The transfer, step 2: Don’t rush anything. The ship’s crew will be patient and will exhaust every possibility to ensure a safe transfer for each person. For this exercise, let’s assume the transfer will occur by means of a Jacob’s ladder. Make sure your boat’s mast is as far away from it as possible. The ship’s crew will work to keep your boat in place, but it’s up to you to make sure that the climbing path is clear. If possible, all should stay tethered to the boat until it’s their turn to climb. When the climber unclips his or her tether (leaving it attached to the boat, not dragging it along), one or two others should help to steady the ascending sailor on the ladder. When you’re climbing, take a moment to carefully time the rise and fall of the boat and the distance to the ladder; at the wave’s crest, reach out and take strong hold of the ladder’s side rails or lines while placing a foot on a rung. Be careful — the ladder may be slippery. As your boat falls away, immediately climb to safety. In some instances, the ship’s crew may be able to hoist the ladder, but explore that option ahead of time. Repeat until everyone is safely aboard the ship; the skipper should be last to go. Remember, as fewer crew are aboard to assist each climber, the entire procedure becomes increasingly difficult. Plan accordingly.
Aboard the ship: Once you’re safely aboard, deactivate your EPIRB and evaluate the condition of your crew and yourself. The ship’s crew may not have much medical experience, but they can contact a physician if necessary. Understand that you’re a guest aboard this working vessel, which has just lost a good deal of time and money rescuing you. The captain must resume course as quickly as possible to a destination that may be far from your original itinerary. Investigate lodging and transportation options for when you reach port. Most important, thank those who have just upheld the honor-bound tradition of performing a rescue at sea.
A Texas-based cruising sailor and ocean racer, Steve Brothers wishes to thank, in addition to those already mentioned, the following sailors for their assistance with this article: Ron Trossbach, the U.S. editor of the International Sailing Federation’s Offshore Special Regulations_; Safety at Sea seminar moderator Sheila McCurdy; Geoffrey Pagels of the U.S. Coast Guard; Captain John A. Konrad V; and Beth Leonard and Evans Starzinger.
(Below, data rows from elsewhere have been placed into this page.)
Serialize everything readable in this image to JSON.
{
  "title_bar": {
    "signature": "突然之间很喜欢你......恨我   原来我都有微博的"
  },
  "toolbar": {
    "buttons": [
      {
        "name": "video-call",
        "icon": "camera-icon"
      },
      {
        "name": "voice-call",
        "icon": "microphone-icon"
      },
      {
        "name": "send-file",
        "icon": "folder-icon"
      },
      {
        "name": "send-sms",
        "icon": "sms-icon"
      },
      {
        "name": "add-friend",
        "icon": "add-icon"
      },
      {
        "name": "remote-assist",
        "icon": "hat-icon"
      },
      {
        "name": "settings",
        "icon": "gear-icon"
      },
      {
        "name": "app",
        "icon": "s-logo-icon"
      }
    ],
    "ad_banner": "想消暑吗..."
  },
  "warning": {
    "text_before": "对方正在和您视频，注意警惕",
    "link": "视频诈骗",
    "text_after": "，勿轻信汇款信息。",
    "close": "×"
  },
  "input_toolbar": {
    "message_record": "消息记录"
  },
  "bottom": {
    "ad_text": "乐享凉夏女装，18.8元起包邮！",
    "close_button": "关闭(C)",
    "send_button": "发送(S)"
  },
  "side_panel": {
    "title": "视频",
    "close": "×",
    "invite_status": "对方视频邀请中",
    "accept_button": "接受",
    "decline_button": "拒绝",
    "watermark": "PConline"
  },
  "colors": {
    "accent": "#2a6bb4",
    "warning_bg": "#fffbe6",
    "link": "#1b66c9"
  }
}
This article first appeared in the November 2013 issue of_ Cruising World_ as “The Freighter’s Here! Now What?”_